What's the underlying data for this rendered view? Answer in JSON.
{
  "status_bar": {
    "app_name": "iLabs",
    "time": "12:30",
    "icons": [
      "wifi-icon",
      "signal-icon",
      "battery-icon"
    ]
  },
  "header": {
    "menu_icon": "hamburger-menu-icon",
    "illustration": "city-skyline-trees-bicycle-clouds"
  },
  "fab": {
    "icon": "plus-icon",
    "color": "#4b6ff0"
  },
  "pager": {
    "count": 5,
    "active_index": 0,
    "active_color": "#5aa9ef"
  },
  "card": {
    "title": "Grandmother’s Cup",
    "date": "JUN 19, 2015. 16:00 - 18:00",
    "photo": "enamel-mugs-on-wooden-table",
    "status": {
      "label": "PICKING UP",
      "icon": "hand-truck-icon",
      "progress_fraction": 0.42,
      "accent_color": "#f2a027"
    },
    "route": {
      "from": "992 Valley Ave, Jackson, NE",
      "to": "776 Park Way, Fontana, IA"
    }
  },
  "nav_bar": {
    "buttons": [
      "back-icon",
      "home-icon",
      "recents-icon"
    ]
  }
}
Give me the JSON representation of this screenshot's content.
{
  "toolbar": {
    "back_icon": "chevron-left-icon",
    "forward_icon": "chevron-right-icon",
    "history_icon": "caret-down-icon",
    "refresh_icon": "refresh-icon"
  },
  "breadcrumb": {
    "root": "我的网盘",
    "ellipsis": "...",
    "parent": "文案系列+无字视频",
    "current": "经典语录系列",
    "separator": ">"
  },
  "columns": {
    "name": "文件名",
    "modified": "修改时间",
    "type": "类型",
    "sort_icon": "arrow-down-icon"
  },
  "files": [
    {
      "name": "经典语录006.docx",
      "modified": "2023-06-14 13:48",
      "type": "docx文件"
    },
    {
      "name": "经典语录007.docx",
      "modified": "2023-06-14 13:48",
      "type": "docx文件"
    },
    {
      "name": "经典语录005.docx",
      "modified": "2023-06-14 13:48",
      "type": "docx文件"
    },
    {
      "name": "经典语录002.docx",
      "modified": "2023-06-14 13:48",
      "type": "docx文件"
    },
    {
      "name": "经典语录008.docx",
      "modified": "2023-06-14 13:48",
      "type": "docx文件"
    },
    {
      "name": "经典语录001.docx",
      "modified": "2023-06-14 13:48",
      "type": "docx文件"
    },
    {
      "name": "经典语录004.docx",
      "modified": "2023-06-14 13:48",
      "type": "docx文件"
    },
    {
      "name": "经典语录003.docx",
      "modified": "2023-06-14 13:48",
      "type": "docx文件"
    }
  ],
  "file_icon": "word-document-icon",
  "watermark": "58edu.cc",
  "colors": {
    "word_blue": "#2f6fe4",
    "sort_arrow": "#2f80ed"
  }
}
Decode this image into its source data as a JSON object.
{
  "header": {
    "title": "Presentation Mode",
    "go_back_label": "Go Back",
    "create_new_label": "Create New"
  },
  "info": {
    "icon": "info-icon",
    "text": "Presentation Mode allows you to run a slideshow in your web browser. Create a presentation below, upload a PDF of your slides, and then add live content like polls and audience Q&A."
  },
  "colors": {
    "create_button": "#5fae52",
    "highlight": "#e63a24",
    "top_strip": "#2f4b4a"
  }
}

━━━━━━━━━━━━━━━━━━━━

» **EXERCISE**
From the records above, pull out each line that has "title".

» **WRITTEN SOLUTION**
    "title": "Grandmother’s Cup",
    "title": "Presentation Mode",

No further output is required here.